_Problem requirements_
Restate the whole listing exactly.

_Data for review_
· · ·

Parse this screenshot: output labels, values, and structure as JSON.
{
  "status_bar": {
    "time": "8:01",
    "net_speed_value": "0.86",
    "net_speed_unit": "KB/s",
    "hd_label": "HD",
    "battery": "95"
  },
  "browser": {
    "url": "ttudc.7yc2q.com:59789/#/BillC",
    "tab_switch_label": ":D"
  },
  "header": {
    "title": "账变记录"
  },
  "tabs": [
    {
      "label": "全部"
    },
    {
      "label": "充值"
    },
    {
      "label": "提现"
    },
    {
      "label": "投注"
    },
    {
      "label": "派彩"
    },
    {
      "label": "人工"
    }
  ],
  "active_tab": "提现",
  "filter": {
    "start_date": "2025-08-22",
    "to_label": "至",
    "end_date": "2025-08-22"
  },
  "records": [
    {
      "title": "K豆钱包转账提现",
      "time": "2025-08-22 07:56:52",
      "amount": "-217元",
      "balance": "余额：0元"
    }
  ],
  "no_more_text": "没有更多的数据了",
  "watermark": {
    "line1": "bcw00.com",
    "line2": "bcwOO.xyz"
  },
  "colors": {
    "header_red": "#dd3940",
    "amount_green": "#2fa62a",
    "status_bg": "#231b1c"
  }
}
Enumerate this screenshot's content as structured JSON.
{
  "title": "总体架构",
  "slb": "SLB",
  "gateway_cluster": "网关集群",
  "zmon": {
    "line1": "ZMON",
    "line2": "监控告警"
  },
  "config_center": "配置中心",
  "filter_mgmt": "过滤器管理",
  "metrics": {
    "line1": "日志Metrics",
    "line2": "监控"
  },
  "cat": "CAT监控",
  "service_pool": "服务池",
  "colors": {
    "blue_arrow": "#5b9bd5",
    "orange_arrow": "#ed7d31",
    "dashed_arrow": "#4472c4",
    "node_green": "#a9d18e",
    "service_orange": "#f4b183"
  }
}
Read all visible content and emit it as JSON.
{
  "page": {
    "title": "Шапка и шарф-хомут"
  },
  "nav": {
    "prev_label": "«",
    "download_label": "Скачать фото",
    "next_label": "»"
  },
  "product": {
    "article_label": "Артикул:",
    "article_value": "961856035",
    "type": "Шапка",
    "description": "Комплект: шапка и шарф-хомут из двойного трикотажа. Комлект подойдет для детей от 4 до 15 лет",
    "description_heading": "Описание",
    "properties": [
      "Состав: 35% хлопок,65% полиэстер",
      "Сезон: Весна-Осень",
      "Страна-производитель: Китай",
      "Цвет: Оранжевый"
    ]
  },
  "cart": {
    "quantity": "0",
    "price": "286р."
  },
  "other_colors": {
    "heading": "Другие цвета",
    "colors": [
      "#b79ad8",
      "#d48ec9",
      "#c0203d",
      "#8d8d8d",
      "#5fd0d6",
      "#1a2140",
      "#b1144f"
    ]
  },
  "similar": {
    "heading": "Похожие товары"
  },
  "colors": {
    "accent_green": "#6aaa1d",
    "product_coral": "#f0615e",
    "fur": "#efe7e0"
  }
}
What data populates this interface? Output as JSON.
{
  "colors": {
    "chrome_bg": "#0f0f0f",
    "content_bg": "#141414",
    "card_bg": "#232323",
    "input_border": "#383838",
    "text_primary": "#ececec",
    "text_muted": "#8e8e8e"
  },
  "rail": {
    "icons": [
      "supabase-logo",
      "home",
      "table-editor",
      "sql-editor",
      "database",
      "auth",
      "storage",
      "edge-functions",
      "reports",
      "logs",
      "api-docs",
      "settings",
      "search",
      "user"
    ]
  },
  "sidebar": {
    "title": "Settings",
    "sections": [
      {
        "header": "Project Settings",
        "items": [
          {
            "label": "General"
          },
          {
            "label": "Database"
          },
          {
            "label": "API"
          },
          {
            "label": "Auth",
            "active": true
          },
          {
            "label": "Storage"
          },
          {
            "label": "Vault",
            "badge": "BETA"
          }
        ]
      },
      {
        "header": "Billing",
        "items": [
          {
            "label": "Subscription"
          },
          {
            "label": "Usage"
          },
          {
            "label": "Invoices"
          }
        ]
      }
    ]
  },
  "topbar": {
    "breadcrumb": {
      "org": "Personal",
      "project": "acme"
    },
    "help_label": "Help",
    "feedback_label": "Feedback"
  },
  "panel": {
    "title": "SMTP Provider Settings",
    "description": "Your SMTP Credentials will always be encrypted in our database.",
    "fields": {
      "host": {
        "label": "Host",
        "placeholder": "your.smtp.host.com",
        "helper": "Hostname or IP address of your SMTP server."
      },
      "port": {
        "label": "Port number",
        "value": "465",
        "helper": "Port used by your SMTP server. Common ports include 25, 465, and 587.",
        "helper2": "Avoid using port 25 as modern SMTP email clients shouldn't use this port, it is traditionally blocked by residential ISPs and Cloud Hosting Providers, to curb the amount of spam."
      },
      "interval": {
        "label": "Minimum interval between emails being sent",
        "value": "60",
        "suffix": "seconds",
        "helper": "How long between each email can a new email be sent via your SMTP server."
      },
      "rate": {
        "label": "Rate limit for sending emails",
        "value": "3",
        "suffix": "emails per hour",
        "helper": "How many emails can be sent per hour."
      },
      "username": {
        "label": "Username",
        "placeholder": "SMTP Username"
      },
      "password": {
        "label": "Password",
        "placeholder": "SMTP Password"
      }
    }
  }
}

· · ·

_Response to this task_
Parse this screenshot: output labels, values, and structure as JSON.
{
  "status_bar": {
    "time": "8:01",
    "net_speed_value": "0.86",
    "net_speed_unit": "KB/s",
    "hd_label": "HD",
    "battery": "95"
  },
  "browser": {
    "url": "ttudc.7yc2q.com:59789/#/BillC",
    "tab_switch_label": ":D"
  },
  "header": {
    "title": "账变记录"
  },
  "tabs": [
    {
      "label": "全部"
    },
    {
      "label": "充值"
    },
    {
      "label": "提现"
    },
    {
      "label": "投注"
    },
    {
      "label": "派彩"
    },
    {
      "label": "人工"
    }
  ],
  "active_tab": "提现",
  "filter": {
    "start_date": "2025-08-22",
    "to_label": "至",
    "end_date": "2025-08-22"
  },
  "records": [
    {
      "title": "K豆钱包转账提现",
      "time": "2025-08-22 07:56:52",
      "amount": "-217元",
      "balance": "余额：0元"
    }
  ],
  "no_more_text": "没有更多的数据了",
  "watermark": {
    "line1": "bcw00.com",
    "line2": "bcwOO.xyz"
  },
  "colors": {
    "header_red": "#dd3940",
    "amount_green": "#2fa62a",
    "status_bg": "#231b1c"
  }
}
Enumerate this screenshot's content as structured JSON.
{
  "title": "总体架构",
  "slb": "SLB",
  "gateway_cluster": "网关集群",
  "zmon": {
    "line1": "ZMON",
    "line2": "监控告警"
  },
  "config_center": "配置中心",
  "filter_mgmt": "过滤器管理",
  "metrics": {
    "line1": "日志Metrics",
    "line2": "监控"
  },
  "cat": "CAT监控",
  "service_pool": "服务池",
  "colors": {
    "blue_arrow": "#5b9bd5",
    "orange_arrow": "#ed7d31",
    "dashed_arrow": "#4472c4",
    "node_green": "#a9d18e",
    "service_orange": "#f4b183"
  }
}
Read all visible content and emit it as JSON.
{
  "page": {
    "title": "Шапка и шарф-хомут"
  },
  "nav": {
    "prev_label": "«",
    "download_label": "Скачать фото",
    "next_label": "»"
  },
  "product": {
    "article_label": "Артикул:",
    "article_value": "961856035",
    "type": "Шапка",
    "description": "Комплект: шапка и шарф-хомут из двойного трикотажа. Комлект подойдет для детей от 4 до 15 лет",
    "description_heading": "Описание",
    "properties": [
      "Состав: 35% хлопок,65% полиэстер",
      "Сезон: Весна-Осень",
      "Страна-производитель: Китай",
      "Цвет: Оранжевый"
    ]
  },
  "cart": {
    "quantity": "0",
    "price": "286р."
  },
  "other_colors": {
    "heading": "Другие цвета",
    "colors": [
      "#b79ad8",
      "#d48ec9",
      "#c0203d",
      "#8d8d8d",
      "#5fd0d6",
      "#1a2140",
      "#b1144f"
    ]
  },
  "similar": {
    "heading": "Похожие товары"
  },
  "colors": {
    "accent_green": "#6aaa1d",
    "product_coral": "#f0615e",
    "fur": "#efe7e0"
  }
}
What data populates this interface? Output as JSON.
{
  "colors": {
    "chrome_bg": "#0f0f0f",
    "content_bg": "#141414",
    "card_bg": "#232323",
    "input_border": "#383838",
    "text_primary": "#ececec",
    "text_muted": "#8e8e8e"
  },
  "rail": {
    "icons": [
      "supabase-logo",
      "home",
      "table-editor",
      "sql-editor",
      "database",
      "auth",
      "storage",
      "edge-functions",
      "reports",
      "logs",
      "api-docs",
      "settings",
      "search",
      "user"
    ]
  },
  "sidebar": {
    "title": "Settings",
    "sections": [
      {
        "header": "Project Settings",
        "items": [
          {
            "label": "General"
          },
          {
            "label": "Database"
          },
          {
            "label": "API"
          },
          {
            "label": "Auth",
            "active": true
          },
          {
            "label": "Storage"
          },
          {
            "label": "Vault",
            "badge": "BETA"
          }
        ]
      },
      {
        "header": "Billing",
        "items": [
          {
            "label": "Subscription"
          },
          {
            "label": "Usage"
          },
          {
            "label": "Invoices"
          }
        ]
      }
    ]
  },
  "topbar": {
    "breadcrumb": {
      "org": "Personal",
      "project": "acme"
    },
    "help_label": "Help",
    "feedback_label": "Feedback"
  },
  "panel": {
    "title": "SMTP Provider Settings",
    "description": "Your SMTP Credentials will always be encrypted in our database.",
    "fields": {
      "host": {
        "label": "Host",
        "placeholder": "your.smtp.host.com",
        "helper": "Hostname or IP address of your SMTP server."
      },
      "port": {
        "label": "Port number",
        "value": "465",
        "helper": "Port used by your SMTP server. Common ports include 25, 465, and 587.",
        "helper2": "Avoid using port 25 as modern SMTP email clients shouldn't use this port, it is traditionally blocked by residential ISPs and Cloud Hosting Providers, to curb the amount of spam."
      },
      "interval": {
        "label": "Minimum interval between emails being sent",
        "value": "60",
        "suffix": "seconds",
        "helper": "How long between each email can a new email be sent via your SMTP server."
      },
      "rate": {
        "label": "Rate limit for sending emails",
        "value": "3",
        "suffix": "emails per hour",
        "helper": "How many emails can be sent per hour."
      },
      "username": {
        "label": "Username",
        "placeholder": "SMTP Username"
      },
      "password": {
        "label": "Password",
        "placeholder": "SMTP Password"
      }
    }
  }
}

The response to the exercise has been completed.